- Opening Delimiter -

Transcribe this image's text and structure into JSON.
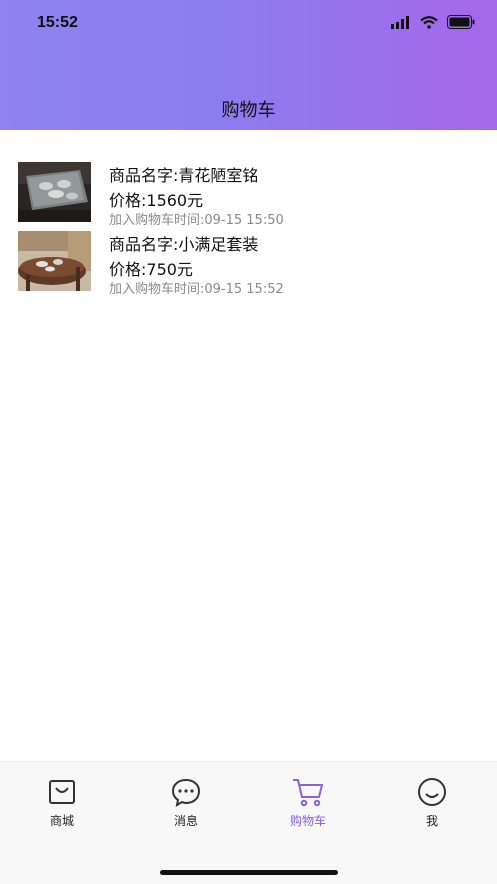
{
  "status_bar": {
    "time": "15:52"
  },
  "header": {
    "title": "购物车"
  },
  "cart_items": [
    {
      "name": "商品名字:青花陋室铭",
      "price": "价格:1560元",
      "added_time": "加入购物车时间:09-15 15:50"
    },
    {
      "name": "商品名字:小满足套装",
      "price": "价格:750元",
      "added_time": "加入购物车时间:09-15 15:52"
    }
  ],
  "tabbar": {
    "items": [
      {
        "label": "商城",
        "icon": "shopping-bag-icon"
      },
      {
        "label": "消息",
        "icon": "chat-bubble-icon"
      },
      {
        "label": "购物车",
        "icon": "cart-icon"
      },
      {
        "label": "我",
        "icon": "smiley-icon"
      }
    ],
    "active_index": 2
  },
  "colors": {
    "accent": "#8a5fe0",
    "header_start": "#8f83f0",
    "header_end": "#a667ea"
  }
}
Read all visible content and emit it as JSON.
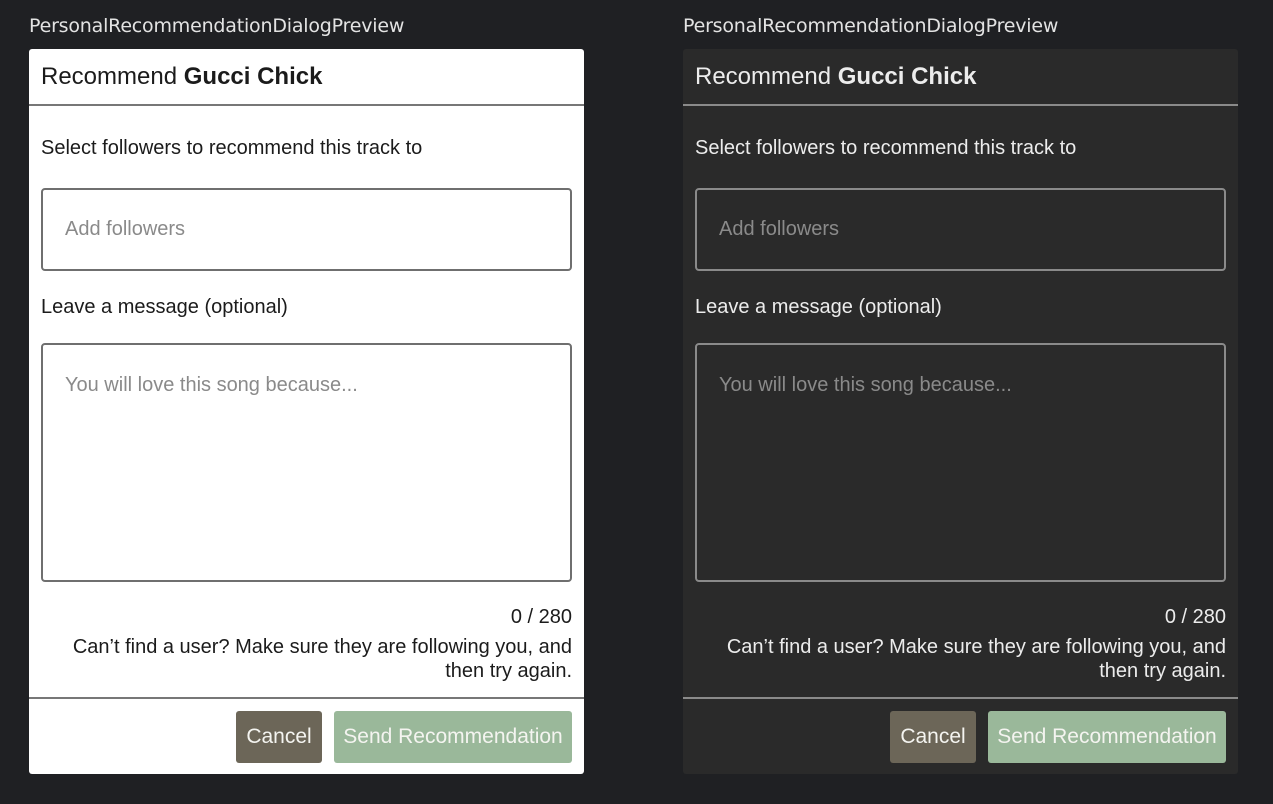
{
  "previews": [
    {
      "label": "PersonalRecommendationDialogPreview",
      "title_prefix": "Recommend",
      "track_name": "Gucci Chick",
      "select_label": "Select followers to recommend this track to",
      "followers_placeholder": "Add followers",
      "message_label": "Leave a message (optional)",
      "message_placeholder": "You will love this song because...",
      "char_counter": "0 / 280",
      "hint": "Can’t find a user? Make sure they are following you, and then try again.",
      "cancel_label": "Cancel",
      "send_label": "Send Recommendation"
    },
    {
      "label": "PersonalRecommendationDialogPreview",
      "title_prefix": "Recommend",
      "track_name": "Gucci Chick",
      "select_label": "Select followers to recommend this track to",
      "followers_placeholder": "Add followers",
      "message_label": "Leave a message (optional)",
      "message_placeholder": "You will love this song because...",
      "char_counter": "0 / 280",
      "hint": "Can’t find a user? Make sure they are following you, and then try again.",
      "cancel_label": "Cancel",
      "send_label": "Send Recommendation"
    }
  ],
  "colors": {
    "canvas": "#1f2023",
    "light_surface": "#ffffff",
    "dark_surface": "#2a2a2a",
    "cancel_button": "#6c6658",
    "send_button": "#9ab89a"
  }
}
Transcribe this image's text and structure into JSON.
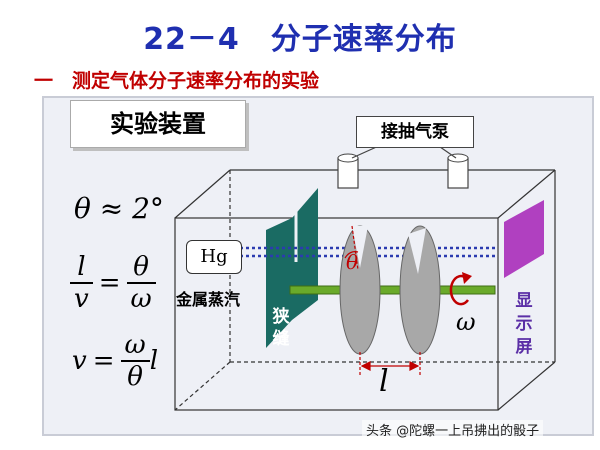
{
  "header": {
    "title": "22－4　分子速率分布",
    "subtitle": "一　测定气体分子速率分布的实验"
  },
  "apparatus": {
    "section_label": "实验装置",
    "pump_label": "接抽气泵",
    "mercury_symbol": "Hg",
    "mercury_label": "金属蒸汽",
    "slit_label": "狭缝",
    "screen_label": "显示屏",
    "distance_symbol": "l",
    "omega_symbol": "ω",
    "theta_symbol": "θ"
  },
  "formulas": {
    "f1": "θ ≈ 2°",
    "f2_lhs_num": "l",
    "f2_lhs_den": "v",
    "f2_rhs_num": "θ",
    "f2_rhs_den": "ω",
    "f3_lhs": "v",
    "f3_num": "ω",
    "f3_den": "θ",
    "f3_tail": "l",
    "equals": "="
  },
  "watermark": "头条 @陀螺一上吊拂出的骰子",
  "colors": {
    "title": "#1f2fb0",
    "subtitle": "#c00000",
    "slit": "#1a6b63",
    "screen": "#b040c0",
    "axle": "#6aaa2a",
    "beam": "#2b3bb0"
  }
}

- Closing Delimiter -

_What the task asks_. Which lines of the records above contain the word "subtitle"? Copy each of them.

_Answer_.
    "subtitle": "一　测定气体分子速率分布的实验"
    "subtitle": "#c00000",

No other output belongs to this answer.